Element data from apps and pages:
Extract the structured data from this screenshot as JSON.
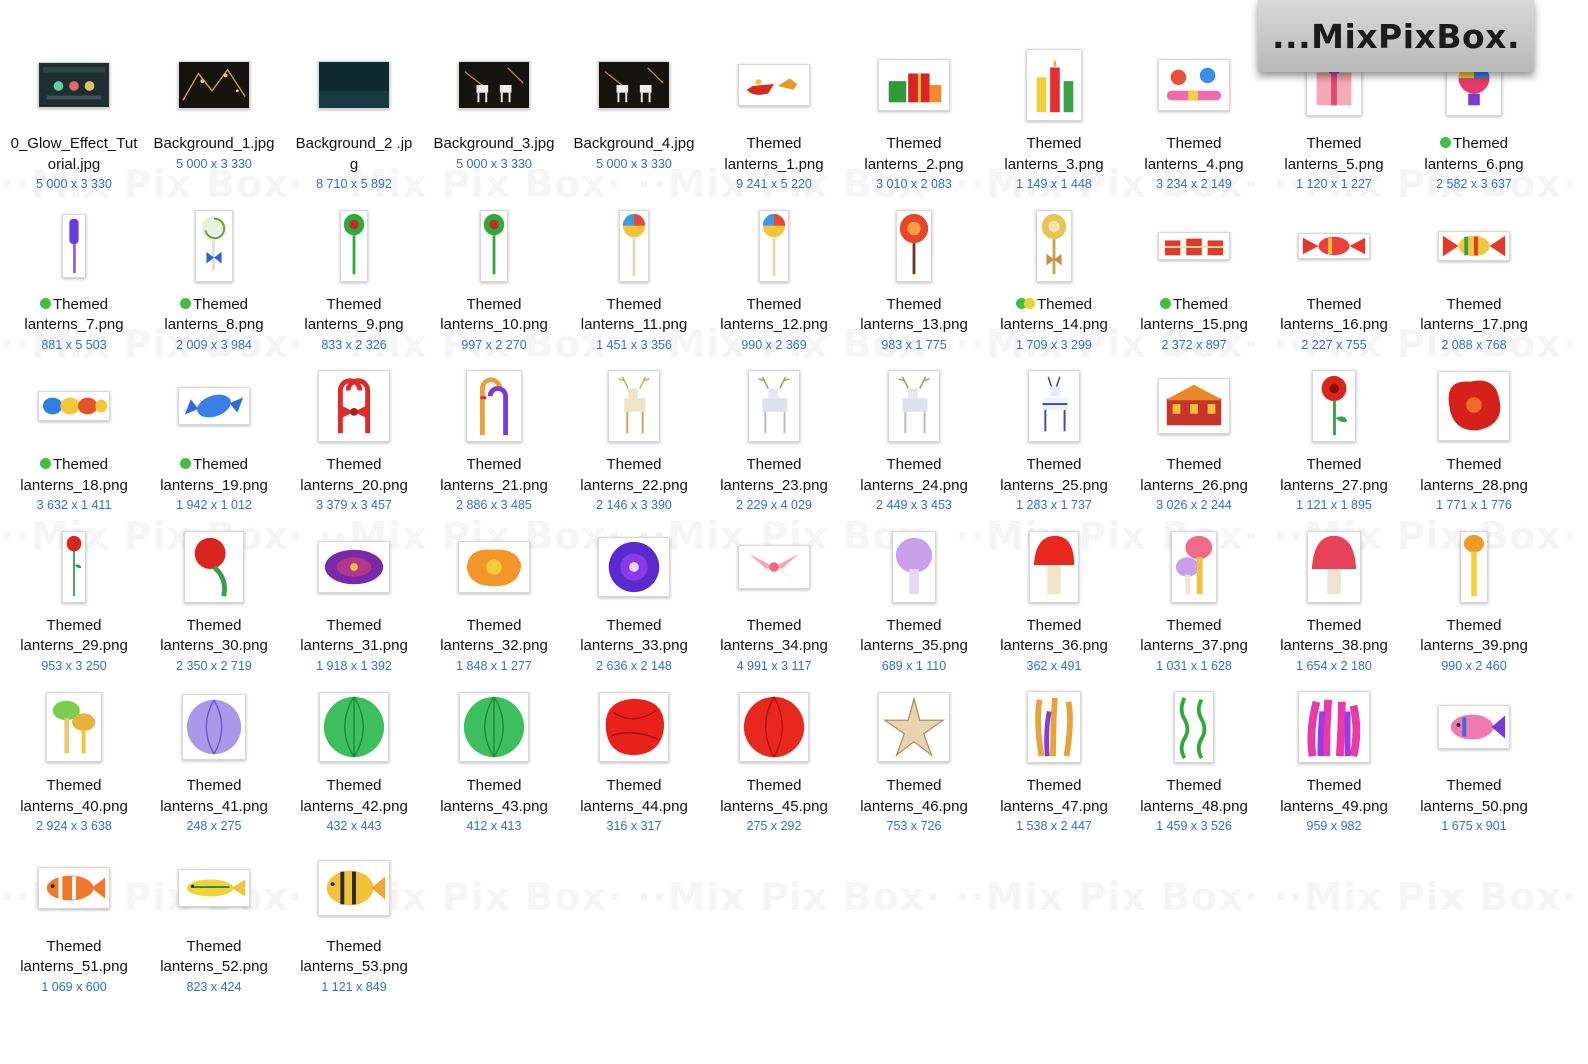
{
  "watermark_text": "··Mix Pix Box·",
  "logo": {
    "text": "...MixPixBox."
  },
  "tag_colors": {
    "green": "#3fbf4a",
    "yellow": "#e6d23a"
  },
  "files": [
    {
      "name_lines": [
        "0_Glow_Effect_Tut",
        "orial.jpg"
      ],
      "dims": "5 000 x 3 330",
      "icon": "tutorial-thumbnail-icon",
      "tags": [],
      "kind": "dark-tutorial"
    },
    {
      "name_lines": [
        "Background_1.jpg"
      ],
      "dims": "5 000 x 3 330",
      "icon": "background-thumbnail-icon",
      "tags": [],
      "kind": "dark-gold"
    },
    {
      "name_lines": [
        "Background_2 .jp",
        "g"
      ],
      "dims": "8 710 x 5 892",
      "icon": "background-thumbnail-icon",
      "tags": [],
      "kind": "dark-teal"
    },
    {
      "name_lines": [
        "Background_3.jpg"
      ],
      "dims": "5 000 x 3 330",
      "icon": "background-thumbnail-icon",
      "tags": [],
      "kind": "dark-deer"
    },
    {
      "name_lines": [
        "Background_4.jpg"
      ],
      "dims": "5 000 x 3 330",
      "icon": "background-thumbnail-icon",
      "tags": [],
      "kind": "dark-deer"
    },
    {
      "name_lines": [
        "Themed",
        "lanterns_1.png"
      ],
      "dims": "9 241 x 5 220",
      "icon": "sleigh-lantern-icon",
      "tags": [],
      "kind": "sleigh"
    },
    {
      "name_lines": [
        "Themed",
        "lanterns_2.png"
      ],
      "dims": "3 010 x 2 083",
      "icon": "gift-boxes-lantern-icon",
      "tags": [],
      "kind": "gifts"
    },
    {
      "name_lines": [
        "Themed",
        "lanterns_3.png"
      ],
      "dims": "1 149 x 1 448",
      "icon": "candles-lantern-icon",
      "tags": [],
      "kind": "candles"
    },
    {
      "name_lines": [
        "Themed",
        "lanterns_4.png"
      ],
      "dims": "3 234 x 2 149",
      "icon": "candies-lantern-icon",
      "tags": [],
      "kind": "candies"
    },
    {
      "name_lines": [
        "Themed",
        "lanterns_5.png"
      ],
      "dims": "1 120 x 1 227",
      "icon": "gift-lantern-icon",
      "tags": [],
      "kind": "gift-pink"
    },
    {
      "name_lines": [
        "Themed",
        "lanterns_6.png"
      ],
      "dims": "2 582 x 3 637",
      "icon": "balloon-gift-lantern-icon",
      "tags": [
        "green"
      ],
      "kind": "balloon"
    },
    {
      "name_lines": [
        "Themed",
        "lanterns_7.png"
      ],
      "dims": "881 x 5 503",
      "icon": "candy-stick-lantern-icon",
      "tags": [
        "green"
      ],
      "kind": "stick-purple"
    },
    {
      "name_lines": [
        "Themed",
        "lanterns_8.png"
      ],
      "dims": "2 009 x 3 984",
      "icon": "lollipop-lantern-icon",
      "tags": [
        "green"
      ],
      "kind": "lolly-swirl-blue"
    },
    {
      "name_lines": [
        "Themed",
        "lanterns_9.png"
      ],
      "dims": "833 x 2 326",
      "icon": "lollipop-lantern-icon",
      "tags": [],
      "kind": "lolly-green"
    },
    {
      "name_lines": [
        "Themed",
        "lanterns_10.png"
      ],
      "dims": "997 x 2 270",
      "icon": "lollipop-lantern-icon",
      "tags": [],
      "kind": "lolly-green"
    },
    {
      "name_lines": [
        "Themed",
        "lanterns_11.png"
      ],
      "dims": "1 451 x 3 356",
      "icon": "lollipop-lantern-icon",
      "tags": [],
      "kind": "lolly-rainbow"
    },
    {
      "name_lines": [
        "Themed",
        "lanterns_12.png"
      ],
      "dims": "990 x 2 369",
      "icon": "lollipop-lantern-icon",
      "tags": [],
      "kind": "lolly-rainbow"
    },
    {
      "name_lines": [
        "Themed",
        "lanterns_13.png"
      ],
      "dims": "983 x 1 775",
      "icon": "lollipop-lantern-icon",
      "tags": [],
      "kind": "lolly-red"
    },
    {
      "name_lines": [
        "Themed",
        "lanterns_14.png"
      ],
      "dims": "1 709 x 3 299",
      "icon": "lollipop-lantern-icon",
      "tags": [
        "green",
        "yellow"
      ],
      "kind": "lolly-gold"
    },
    {
      "name_lines": [
        "Themed",
        "lanterns_15.png"
      ],
      "dims": "2 372 x 897",
      "icon": "gift-row-lantern-icon",
      "tags": [
        "green"
      ],
      "kind": "gift-row"
    },
    {
      "name_lines": [
        "Themed",
        "lanterns_16.png"
      ],
      "dims": "2 227 x 755",
      "icon": "wrapped-candy-lantern-icon",
      "tags": [],
      "kind": "candy-red"
    },
    {
      "name_lines": [
        "Themed",
        "lanterns_17.png"
      ],
      "dims": "2 088 x 768",
      "icon": "wrapped-candy-lantern-icon",
      "tags": [],
      "kind": "candy-stripe"
    },
    {
      "name_lines": [
        "Themed",
        "lanterns_18.png"
      ],
      "dims": "3 632 x 1 411",
      "icon": "wrapped-candy-lantern-icon",
      "tags": [
        "green"
      ],
      "kind": "candy-multi"
    },
    {
      "name_lines": [
        "Themed",
        "lanterns_19.png"
      ],
      "dims": "1 942 x 1 012",
      "icon": "wrapped-candy-lantern-icon",
      "tags": [
        "green"
      ],
      "kind": "candy-blue"
    },
    {
      "name_lines": [
        "Themed",
        "lanterns_20.png"
      ],
      "dims": "3 379 x 3 457",
      "icon": "candy-cane-bow-lantern-icon",
      "tags": [],
      "kind": "canes-bow"
    },
    {
      "name_lines": [
        "Themed",
        "lanterns_21.png"
      ],
      "dims": "2 886 x 3 485",
      "icon": "candy-cane-lantern-icon",
      "tags": [],
      "kind": "canes"
    },
    {
      "name_lines": [
        "Themed",
        "lanterns_22.png"
      ],
      "dims": "2 146 x 3 390",
      "icon": "deer-lantern-icon",
      "tags": [],
      "kind": "deer-gold"
    },
    {
      "name_lines": [
        "Themed",
        "lanterns_23.png"
      ],
      "dims": "2 229 x 4 029",
      "icon": "deer-lantern-icon",
      "tags": [],
      "kind": "deer-white"
    },
    {
      "name_lines": [
        "Themed",
        "lanterns_24.png"
      ],
      "dims": "2 449 x 3 453",
      "icon": "deer-lantern-icon",
      "tags": [],
      "kind": "deer-white"
    },
    {
      "name_lines": [
        "Themed",
        "lanterns_25.png"
      ],
      "dims": "1 283 x 1 737",
      "icon": "deer-lantern-icon",
      "tags": [],
      "kind": "deer-blue"
    },
    {
      "name_lines": [
        "Themed",
        "lanterns_26.png"
      ],
      "dims": "3 026 x 2 244",
      "icon": "gingerbread-house-lantern-icon",
      "tags": [],
      "kind": "house"
    },
    {
      "name_lines": [
        "Themed",
        "lanterns_27.png"
      ],
      "dims": "1 121 x 1 895",
      "icon": "flower-lantern-icon",
      "tags": [],
      "kind": "flower-red-stem"
    },
    {
      "name_lines": [
        "Themed",
        "lanterns_28.png"
      ],
      "dims": "1 771 x 1 776",
      "icon": "flower-lantern-icon",
      "tags": [],
      "kind": "flower-red-big"
    },
    {
      "name_lines": [
        "Themed",
        "lanterns_29.png"
      ],
      "dims": "953 x 3 250",
      "icon": "flower-lantern-icon",
      "tags": [],
      "kind": "flower-small-stem"
    },
    {
      "name_lines": [
        "Themed",
        "lanterns_30.png"
      ],
      "dims": "2 350 x 2 719",
      "icon": "flower-lantern-icon",
      "tags": [],
      "kind": "flower-red-curve"
    },
    {
      "name_lines": [
        "Themed",
        "lanterns_31.png"
      ],
      "dims": "1 918 x 1 392",
      "icon": "flower-lantern-icon",
      "tags": [],
      "kind": "flower-purple"
    },
    {
      "name_lines": [
        "Themed",
        "lanterns_32.png"
      ],
      "dims": "1 848 x 1 277",
      "icon": "flower-lantern-icon",
      "tags": [],
      "kind": "flower-orange"
    },
    {
      "name_lines": [
        "Themed",
        "lanterns_33.png"
      ],
      "dims": "2 636 x 2 148",
      "icon": "flower-lantern-icon",
      "tags": [],
      "kind": "flower-violet"
    },
    {
      "name_lines": [
        "Themed",
        "lanterns_34.png"
      ],
      "dims": "4 991 x 3 117",
      "icon": "lily-lantern-icon",
      "tags": [],
      "kind": "flower-pink"
    },
    {
      "name_lines": [
        "Themed",
        "lanterns_35.png"
      ],
      "dims": "689 x 1 110",
      "icon": "mushroom-lantern-icon",
      "tags": [],
      "kind": "mush-purple"
    },
    {
      "name_lines": [
        "Themed",
        "lanterns_36.png"
      ],
      "dims": "362 x 491",
      "icon": "mushroom-lantern-icon",
      "tags": [],
      "kind": "mush-red"
    },
    {
      "name_lines": [
        "Themed",
        "lanterns_37.png"
      ],
      "dims": "1 031 x 1 628",
      "icon": "mushroom-lantern-icon",
      "tags": [],
      "kind": "mush-multi"
    },
    {
      "name_lines": [
        "Themed",
        "lanterns_38.png"
      ],
      "dims": "1 654 x 2 180",
      "icon": "mushroom-lantern-icon",
      "tags": [],
      "kind": "mush-pink"
    },
    {
      "name_lines": [
        "Themed",
        "lanterns_39.png"
      ],
      "dims": "990 x 2 460",
      "icon": "mushroom-lantern-icon",
      "tags": [],
      "kind": "mush-tall"
    },
    {
      "name_lines": [
        "Themed",
        "lanterns_40.png"
      ],
      "dims": "2 924 x 3 638",
      "icon": "mushroom-lantern-icon",
      "tags": [],
      "kind": "mush-green"
    },
    {
      "name_lines": [
        "Themed",
        "lanterns_41.png"
      ],
      "dims": "248 x 275",
      "icon": "ball-lantern-icon",
      "tags": [],
      "kind": "ball-lilac"
    },
    {
      "name_lines": [
        "Themed",
        "lanterns_42.png"
      ],
      "dims": "432 x 443",
      "icon": "ball-lantern-icon",
      "tags": [],
      "kind": "ball-green"
    },
    {
      "name_lines": [
        "Themed",
        "lanterns_43.png"
      ],
      "dims": "412 x 413",
      "icon": "ball-lantern-icon",
      "tags": [],
      "kind": "ball-green"
    },
    {
      "name_lines": [
        "Themed",
        "lanterns_44.png"
      ],
      "dims": "316 x 317",
      "icon": "ball-lantern-icon",
      "tags": [],
      "kind": "ball-red-flat"
    },
    {
      "name_lines": [
        "Themed",
        "lanterns_45.png"
      ],
      "dims": "275 x 292",
      "icon": "ball-lantern-icon",
      "tags": [],
      "kind": "ball-red"
    },
    {
      "name_lines": [
        "Themed",
        "lanterns_46.png"
      ],
      "dims": "753 x 726",
      "icon": "starfish-lantern-icon",
      "tags": [],
      "kind": "starfish"
    },
    {
      "name_lines": [
        "Themed",
        "lanterns_47.png"
      ],
      "dims": "1 538 x 2 447",
      "icon": "coral-lantern-icon",
      "tags": [],
      "kind": "coral"
    },
    {
      "name_lines": [
        "Themed",
        "lanterns_48.png"
      ],
      "dims": "1 459 x 3 526",
      "icon": "seaweed-lantern-icon",
      "tags": [],
      "kind": "seaweed"
    },
    {
      "name_lines": [
        "Themed",
        "lanterns_49.png"
      ],
      "dims": "959 x 982",
      "icon": "anemone-lantern-icon",
      "tags": [],
      "kind": "anemone"
    },
    {
      "name_lines": [
        "Themed",
        "lanterns_50.png"
      ],
      "dims": "1 675 x 901",
      "icon": "fish-lantern-icon",
      "tags": [],
      "kind": "fish-pink"
    },
    {
      "name_lines": [
        "Themed",
        "lanterns_51.png"
      ],
      "dims": "1 069 x 600",
      "icon": "fish-lantern-icon",
      "tags": [],
      "kind": "fish-clown"
    },
    {
      "name_lines": [
        "Themed",
        "lanterns_52.png"
      ],
      "dims": "823 x 424",
      "icon": "fish-lantern-icon",
      "tags": [],
      "kind": "fish-yellow"
    },
    {
      "name_lines": [
        "Themed",
        "lanterns_53.png"
      ],
      "dims": "1 121 x 849",
      "icon": "fish-lantern-icon",
      "tags": [],
      "kind": "fish-striped"
    }
  ]
}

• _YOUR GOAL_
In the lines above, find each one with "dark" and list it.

• _RESULT FOR THIS TASK_
      "kind": "dark-tutorial"
      "kind": "dark-gold"
      "kind": "dark-teal"
      "kind": "dark-deer"
      "kind": "dark-deer"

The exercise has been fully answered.